I’m tired and never rest.
In his second NBA season, RJ Barrett played in all 72 Knicks games and then in all five of the first round playoff series against Atlanta, which ended on June 2.
In less than a month, Knicks’ third pick in 2019 will return to court on Tuesday as Team Canada’s shooting guard against Greece (except Janis Adetokumpo) in Victoria, British Columbia.
Canada will host an Olympic qualifying tournament for six teams seeking the right to participate in the Tokyo Olympics in late July, with all games airing on ESPN +. Only one country will move forward.
Barrett’s Canadian national team will also face China on Wednesday, and the next round will face Turkey, the Czech Republic or Uruguay.
Nick Nurse, head coach of Team Canada, who coaches the Raptors, was impressed with Barrett’s growth in the second season.
“He was playing in a major market at a very young age and he was just plugging it in,” Nurse said at Zoom last week. “I just keep saying,’He’s 21′. Anything is possible for this guy he’s in now.
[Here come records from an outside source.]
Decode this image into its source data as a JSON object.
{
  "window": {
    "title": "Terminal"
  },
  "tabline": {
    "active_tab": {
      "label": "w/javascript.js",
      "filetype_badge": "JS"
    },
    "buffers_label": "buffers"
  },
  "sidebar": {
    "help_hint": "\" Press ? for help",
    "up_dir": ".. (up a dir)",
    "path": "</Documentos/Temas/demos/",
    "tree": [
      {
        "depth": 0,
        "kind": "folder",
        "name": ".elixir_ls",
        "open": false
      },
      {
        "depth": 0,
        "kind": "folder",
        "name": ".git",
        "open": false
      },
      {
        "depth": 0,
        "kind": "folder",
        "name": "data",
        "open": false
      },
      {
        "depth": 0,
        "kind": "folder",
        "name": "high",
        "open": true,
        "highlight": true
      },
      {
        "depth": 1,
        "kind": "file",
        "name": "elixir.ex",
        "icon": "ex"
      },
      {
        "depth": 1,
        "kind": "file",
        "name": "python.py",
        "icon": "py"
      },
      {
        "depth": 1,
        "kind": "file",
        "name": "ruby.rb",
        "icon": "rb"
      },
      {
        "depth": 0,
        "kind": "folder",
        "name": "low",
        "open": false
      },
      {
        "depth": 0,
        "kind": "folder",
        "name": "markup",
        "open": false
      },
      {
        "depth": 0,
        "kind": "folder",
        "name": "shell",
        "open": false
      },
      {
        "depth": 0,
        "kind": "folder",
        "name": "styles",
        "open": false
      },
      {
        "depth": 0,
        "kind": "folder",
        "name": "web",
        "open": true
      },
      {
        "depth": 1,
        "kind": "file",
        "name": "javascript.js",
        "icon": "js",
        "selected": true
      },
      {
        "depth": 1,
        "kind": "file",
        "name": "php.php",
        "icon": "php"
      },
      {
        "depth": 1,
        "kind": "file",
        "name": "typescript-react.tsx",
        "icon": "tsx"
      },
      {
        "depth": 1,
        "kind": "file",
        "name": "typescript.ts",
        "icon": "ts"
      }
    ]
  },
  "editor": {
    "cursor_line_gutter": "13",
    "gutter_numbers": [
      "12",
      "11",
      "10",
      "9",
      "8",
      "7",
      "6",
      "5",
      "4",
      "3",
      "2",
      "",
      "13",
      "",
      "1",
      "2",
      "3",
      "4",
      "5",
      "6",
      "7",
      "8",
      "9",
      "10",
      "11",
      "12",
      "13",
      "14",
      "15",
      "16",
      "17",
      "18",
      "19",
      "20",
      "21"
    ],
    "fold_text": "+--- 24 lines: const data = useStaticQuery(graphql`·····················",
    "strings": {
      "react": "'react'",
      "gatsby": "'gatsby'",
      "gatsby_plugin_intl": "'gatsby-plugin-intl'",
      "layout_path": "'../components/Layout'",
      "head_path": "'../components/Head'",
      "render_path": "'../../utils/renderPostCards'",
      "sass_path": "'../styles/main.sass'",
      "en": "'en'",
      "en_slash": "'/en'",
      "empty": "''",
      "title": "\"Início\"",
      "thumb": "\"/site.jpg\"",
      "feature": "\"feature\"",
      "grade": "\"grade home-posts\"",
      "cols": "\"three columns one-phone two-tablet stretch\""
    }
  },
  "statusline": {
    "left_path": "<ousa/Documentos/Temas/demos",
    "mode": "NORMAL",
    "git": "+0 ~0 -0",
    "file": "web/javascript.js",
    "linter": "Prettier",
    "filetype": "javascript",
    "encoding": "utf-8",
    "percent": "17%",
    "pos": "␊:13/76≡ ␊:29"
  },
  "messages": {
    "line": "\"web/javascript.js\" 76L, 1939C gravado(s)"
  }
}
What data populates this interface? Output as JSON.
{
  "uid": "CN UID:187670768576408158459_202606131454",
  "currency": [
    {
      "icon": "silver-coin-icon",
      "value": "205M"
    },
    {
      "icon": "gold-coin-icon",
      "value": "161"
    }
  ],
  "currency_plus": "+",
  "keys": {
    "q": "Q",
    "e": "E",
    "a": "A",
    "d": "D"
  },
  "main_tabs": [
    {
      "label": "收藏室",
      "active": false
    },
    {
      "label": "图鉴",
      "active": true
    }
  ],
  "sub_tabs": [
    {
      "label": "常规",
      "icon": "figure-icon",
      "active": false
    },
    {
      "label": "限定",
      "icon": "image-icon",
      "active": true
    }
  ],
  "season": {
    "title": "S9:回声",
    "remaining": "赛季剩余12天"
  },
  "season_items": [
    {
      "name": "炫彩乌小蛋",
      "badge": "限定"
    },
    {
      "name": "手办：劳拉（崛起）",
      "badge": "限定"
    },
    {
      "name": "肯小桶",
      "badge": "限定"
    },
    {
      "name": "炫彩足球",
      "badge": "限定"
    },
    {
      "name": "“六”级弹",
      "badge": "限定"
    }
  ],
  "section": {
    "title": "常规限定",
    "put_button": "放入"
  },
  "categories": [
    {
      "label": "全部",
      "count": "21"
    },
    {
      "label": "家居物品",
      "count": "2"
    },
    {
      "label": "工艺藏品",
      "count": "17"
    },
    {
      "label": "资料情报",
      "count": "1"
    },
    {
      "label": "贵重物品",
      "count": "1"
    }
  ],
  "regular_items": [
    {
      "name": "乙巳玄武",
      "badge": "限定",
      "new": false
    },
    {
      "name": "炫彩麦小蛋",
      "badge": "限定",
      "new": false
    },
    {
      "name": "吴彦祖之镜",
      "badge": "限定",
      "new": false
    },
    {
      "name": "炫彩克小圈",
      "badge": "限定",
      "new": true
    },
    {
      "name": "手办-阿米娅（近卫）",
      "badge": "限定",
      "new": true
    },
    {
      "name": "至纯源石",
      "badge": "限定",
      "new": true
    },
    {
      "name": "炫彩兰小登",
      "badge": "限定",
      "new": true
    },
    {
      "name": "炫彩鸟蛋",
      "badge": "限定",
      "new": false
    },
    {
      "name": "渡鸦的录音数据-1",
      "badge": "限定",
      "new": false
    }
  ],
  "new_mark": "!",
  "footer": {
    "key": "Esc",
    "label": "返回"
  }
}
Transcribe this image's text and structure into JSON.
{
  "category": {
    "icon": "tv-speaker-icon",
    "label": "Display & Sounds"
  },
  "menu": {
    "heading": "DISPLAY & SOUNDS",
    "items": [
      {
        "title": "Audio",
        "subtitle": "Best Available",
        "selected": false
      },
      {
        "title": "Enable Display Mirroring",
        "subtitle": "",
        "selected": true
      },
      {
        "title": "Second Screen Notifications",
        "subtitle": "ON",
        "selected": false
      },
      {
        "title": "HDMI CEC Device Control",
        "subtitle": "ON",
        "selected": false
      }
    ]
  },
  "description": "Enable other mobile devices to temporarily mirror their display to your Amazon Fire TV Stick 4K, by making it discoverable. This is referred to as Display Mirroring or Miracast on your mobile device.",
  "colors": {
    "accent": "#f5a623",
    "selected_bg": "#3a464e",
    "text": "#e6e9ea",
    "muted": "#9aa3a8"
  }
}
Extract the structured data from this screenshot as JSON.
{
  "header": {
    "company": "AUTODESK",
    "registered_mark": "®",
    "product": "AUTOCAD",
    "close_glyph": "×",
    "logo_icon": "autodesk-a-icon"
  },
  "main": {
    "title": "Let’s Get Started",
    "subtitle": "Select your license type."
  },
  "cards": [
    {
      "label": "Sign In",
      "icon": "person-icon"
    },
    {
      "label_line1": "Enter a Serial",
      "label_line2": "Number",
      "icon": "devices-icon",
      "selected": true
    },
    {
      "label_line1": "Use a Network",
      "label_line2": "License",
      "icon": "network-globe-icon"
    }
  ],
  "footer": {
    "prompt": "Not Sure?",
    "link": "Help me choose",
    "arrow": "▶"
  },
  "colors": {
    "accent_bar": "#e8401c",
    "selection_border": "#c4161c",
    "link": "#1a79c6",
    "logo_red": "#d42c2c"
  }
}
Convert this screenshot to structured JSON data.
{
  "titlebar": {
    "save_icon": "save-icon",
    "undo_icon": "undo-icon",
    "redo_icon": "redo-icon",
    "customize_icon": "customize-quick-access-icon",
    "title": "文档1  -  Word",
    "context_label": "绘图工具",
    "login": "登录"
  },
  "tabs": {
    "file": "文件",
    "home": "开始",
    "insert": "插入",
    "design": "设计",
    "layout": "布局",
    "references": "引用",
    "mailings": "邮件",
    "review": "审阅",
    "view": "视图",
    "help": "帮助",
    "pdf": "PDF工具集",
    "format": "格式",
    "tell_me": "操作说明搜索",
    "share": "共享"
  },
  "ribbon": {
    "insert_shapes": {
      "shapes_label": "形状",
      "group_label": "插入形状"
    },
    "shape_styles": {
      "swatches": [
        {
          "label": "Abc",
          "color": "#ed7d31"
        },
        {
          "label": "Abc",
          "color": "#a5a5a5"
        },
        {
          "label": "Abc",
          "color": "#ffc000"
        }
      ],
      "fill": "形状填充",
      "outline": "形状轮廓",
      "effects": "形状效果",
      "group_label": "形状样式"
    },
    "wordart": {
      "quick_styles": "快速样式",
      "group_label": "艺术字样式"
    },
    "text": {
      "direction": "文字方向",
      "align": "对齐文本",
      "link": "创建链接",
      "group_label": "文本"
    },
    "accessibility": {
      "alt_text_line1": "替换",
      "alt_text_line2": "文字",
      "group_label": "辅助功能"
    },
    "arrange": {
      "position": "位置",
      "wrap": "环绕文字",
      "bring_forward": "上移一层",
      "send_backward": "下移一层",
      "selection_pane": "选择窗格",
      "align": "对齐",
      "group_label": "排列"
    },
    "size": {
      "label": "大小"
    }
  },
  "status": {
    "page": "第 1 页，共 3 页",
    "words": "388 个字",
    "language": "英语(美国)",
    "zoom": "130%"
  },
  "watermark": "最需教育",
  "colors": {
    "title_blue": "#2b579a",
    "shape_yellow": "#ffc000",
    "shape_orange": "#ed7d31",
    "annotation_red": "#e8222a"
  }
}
He’s made a big leap this year. He’s playing in the league he’s playing. There are some men who have grown considerably, so making such a leap tells a lot about him. “
The training camp started in Tampa last week. Barrett was trapped in a hotel awaiting camp on June 14th, his 21st birthday.
“That was annoying,” Barrett told Canadian reporters with a laugh at last week’s Zoom Call. “No, it was cool. I was just calling everyone, my family, and things. It wasn’t too bad because everyone made me feel special.”
Barrett grew up in Mississauga, a suburb of Toronto. Former St. John’s prominent father, Rowan, is GM of Team Canada.
Yes, this means a lot for Barrett. Team Canada hasn’t hosted the Olympic Games since the 2000 Sydney Games in Australia, but the team has eight NBA players, including Andrew Wiggins, Dwight Powell, Trail Rile’s, Nickel Alexander Walker and Lugentsdote.
Barrett played in two flagship basketball entities, Duke and Knicks. But he admitted that this was the “most special” event of his career.
“I always cherish it,” Barrett said. “No one can rob me of it, nor can I rob it of my country. I say it with great pride. That’s why I’m here now. I’m here. I’m trying to bring that feeling back to Canada and bring back the medals. I think this is the perfect time. We think it’s a good time. “
Barrett improved his 3-point shot from 32% to 40.1%, averaging 17.6 points, 5.8 rebounds and 3 assists in the second season, but the playoffs were disappointing. Despite an average of 14.4 points vs. Atlanta, he shot only 38.8% overall – 3 to 28%.
Knicks is excited about Barrett’s experience on another big stage, no matter how long it lasts.
“He picks everything up that way,” said the nurse. “He has the kind of infectivity he practices. He’s really active, energetic, focused, focused and smart.”
FIBA rules allow more physical contact than the NBA, but Barrett isn’t worried.
“Playing in the NBA feels like I know a little more about basketball games,” Barrett said. “Even the concept allows us to understand things faster and see a little more.”
Barrett is not the only Olympic athlete in Knicks. Julius Randle wasn’t on the Team USA roster, but Frank Ntilikina is back in Team France, where he’s already qualified and started his training camp.
In addition, Knicks’ new point guard signer, Luca Bildosa, is in Las Vegas with the Argentine Olympic team. Argentina is hosting a training camp in Las Vegas due to the high prevalence of COVID-19.
RJ Barrett of Knicks enters the 2021 Olympic qualifying eye medal
Source link RJ Barrett of Knicks enters the 2021 Olympic qualifying eye medal